Exercise aim
Search the entries below. Return every line that has "September" in it.

----- Extracted entries

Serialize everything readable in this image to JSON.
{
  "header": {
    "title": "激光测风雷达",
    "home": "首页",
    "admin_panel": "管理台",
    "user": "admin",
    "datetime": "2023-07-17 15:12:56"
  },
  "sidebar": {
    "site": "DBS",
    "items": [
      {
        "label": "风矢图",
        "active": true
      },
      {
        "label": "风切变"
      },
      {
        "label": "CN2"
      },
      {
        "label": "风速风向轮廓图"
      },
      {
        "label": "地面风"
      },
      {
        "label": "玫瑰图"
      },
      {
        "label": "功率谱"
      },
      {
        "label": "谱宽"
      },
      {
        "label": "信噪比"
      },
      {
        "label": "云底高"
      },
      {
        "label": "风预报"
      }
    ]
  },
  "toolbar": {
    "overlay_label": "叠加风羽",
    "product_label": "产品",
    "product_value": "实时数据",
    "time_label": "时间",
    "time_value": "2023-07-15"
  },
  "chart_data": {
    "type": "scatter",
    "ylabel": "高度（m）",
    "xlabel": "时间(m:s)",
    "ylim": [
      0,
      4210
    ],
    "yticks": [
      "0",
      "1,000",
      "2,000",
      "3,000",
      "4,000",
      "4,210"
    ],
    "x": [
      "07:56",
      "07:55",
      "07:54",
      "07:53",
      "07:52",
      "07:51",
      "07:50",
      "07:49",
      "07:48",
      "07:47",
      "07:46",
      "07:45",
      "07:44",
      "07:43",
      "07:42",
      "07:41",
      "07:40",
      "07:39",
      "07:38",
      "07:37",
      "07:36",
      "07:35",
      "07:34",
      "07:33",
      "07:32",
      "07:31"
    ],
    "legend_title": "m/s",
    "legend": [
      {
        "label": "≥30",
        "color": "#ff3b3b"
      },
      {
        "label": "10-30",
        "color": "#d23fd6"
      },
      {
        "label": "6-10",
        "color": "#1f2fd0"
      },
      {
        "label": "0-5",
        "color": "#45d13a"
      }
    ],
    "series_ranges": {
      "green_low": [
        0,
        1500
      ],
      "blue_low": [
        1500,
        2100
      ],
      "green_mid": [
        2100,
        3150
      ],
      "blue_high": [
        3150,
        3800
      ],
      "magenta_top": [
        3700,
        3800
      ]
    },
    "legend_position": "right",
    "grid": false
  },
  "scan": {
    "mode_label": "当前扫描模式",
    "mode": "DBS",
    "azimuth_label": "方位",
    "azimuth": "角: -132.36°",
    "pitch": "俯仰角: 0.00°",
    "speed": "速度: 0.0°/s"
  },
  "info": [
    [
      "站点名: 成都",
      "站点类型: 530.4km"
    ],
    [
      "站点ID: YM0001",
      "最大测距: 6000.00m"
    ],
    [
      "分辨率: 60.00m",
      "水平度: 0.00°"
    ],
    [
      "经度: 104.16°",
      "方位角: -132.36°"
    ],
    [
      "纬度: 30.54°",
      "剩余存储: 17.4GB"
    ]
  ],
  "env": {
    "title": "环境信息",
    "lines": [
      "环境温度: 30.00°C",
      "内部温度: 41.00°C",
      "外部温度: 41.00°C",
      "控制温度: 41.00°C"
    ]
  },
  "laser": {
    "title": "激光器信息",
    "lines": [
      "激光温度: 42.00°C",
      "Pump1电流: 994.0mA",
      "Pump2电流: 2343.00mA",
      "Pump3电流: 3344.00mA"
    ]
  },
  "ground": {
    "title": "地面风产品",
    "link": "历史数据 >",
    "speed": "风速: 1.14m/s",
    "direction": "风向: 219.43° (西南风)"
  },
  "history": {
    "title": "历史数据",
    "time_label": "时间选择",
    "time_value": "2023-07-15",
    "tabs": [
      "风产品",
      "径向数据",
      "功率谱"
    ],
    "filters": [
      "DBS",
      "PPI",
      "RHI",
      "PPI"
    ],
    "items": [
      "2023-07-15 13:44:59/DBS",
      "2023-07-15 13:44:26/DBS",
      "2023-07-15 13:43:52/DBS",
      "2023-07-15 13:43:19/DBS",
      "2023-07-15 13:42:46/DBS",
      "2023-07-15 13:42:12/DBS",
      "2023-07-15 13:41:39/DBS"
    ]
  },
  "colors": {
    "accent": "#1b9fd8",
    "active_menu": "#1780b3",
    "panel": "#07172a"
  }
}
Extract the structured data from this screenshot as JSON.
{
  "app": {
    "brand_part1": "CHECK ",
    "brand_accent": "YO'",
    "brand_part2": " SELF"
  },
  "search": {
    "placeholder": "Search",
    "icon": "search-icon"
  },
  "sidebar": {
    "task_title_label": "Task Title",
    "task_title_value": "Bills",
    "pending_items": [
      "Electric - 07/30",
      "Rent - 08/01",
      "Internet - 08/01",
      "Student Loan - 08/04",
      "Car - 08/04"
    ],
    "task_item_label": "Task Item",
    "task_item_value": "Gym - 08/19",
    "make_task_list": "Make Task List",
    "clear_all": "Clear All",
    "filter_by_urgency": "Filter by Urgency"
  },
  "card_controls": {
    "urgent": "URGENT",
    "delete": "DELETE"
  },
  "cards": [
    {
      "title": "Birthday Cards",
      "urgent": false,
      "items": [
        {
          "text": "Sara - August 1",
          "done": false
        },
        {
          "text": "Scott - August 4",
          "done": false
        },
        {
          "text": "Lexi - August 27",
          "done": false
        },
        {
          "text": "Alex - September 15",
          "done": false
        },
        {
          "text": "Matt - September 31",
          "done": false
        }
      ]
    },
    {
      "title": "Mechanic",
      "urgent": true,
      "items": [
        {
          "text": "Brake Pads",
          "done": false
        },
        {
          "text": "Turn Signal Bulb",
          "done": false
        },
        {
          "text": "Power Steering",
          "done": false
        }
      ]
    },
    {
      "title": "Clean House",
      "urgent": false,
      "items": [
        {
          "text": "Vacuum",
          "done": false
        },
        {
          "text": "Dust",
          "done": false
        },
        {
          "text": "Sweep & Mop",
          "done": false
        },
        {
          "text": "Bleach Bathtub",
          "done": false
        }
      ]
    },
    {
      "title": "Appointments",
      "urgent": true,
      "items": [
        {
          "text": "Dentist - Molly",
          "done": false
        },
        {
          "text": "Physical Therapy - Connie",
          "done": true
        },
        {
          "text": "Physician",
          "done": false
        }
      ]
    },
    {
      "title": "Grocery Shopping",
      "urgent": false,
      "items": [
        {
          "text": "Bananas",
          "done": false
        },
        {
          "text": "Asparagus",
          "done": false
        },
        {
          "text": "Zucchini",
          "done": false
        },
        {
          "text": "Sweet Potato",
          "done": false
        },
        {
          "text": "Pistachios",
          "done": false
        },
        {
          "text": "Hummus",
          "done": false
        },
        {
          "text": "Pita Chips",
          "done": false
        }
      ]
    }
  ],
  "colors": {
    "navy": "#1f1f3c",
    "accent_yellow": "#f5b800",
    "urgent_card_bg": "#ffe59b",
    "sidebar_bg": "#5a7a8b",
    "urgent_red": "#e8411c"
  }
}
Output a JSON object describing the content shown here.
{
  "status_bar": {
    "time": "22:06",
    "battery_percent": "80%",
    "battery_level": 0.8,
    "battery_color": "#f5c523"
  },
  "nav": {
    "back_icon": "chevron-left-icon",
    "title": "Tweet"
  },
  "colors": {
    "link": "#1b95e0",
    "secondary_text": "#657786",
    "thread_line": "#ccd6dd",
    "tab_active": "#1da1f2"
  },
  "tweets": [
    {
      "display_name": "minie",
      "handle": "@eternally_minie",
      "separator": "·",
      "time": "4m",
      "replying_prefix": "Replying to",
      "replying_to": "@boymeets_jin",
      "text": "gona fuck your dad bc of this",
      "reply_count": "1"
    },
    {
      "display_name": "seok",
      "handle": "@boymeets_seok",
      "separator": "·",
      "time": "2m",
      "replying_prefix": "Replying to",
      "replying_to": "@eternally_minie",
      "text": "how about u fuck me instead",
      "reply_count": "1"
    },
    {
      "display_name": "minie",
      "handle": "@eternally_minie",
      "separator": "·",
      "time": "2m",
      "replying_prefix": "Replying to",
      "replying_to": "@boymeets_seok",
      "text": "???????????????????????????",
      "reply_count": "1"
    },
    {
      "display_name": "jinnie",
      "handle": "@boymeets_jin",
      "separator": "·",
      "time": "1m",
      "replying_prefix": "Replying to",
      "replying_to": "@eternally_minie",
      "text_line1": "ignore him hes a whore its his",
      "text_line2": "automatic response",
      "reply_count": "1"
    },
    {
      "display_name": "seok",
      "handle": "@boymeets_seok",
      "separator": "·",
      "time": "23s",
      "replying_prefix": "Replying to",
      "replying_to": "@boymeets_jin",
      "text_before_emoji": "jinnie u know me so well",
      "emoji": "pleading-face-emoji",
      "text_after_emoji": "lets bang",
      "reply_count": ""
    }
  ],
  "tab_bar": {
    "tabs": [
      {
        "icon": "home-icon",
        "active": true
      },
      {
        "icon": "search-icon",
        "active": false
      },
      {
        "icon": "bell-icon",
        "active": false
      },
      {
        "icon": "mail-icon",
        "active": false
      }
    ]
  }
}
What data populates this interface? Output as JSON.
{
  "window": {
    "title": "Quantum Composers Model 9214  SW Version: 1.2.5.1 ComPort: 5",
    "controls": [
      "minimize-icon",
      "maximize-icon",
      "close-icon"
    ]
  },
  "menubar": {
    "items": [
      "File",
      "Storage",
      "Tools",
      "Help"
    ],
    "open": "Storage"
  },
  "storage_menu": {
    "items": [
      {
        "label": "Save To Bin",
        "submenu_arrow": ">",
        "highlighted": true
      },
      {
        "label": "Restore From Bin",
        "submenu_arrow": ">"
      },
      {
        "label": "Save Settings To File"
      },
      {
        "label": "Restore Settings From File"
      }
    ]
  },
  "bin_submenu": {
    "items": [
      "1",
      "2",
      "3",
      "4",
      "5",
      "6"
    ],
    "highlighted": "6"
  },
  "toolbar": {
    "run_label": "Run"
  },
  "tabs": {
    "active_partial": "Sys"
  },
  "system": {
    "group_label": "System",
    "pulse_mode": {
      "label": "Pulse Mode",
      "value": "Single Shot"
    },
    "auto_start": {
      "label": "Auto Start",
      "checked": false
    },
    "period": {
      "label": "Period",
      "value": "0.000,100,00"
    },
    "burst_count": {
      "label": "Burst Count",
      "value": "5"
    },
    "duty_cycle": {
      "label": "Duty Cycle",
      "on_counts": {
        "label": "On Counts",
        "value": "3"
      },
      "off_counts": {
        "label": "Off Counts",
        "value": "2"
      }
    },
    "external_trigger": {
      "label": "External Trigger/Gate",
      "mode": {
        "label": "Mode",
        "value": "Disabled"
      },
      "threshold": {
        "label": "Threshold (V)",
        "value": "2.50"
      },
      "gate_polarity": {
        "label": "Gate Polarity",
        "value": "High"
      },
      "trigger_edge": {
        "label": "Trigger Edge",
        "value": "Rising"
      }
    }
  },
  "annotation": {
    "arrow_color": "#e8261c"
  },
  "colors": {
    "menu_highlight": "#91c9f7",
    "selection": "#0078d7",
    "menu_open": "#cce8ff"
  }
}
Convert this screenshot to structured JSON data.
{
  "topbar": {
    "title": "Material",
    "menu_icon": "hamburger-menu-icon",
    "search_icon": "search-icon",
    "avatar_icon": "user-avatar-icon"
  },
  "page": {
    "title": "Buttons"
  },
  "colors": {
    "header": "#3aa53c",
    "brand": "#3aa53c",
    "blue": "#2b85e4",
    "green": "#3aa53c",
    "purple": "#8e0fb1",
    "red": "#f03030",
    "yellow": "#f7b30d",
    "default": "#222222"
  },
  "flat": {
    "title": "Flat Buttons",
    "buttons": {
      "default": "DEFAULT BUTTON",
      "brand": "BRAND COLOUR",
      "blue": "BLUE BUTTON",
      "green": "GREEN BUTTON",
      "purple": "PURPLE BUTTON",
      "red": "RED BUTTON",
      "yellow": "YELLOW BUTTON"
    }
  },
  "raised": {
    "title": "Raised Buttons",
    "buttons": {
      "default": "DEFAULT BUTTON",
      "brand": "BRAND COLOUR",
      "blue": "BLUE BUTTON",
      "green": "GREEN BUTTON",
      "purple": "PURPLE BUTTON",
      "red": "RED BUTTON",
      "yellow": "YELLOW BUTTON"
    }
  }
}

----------

Task output
          "text": "Alex - September 15",
          "text": "Matt - September 31",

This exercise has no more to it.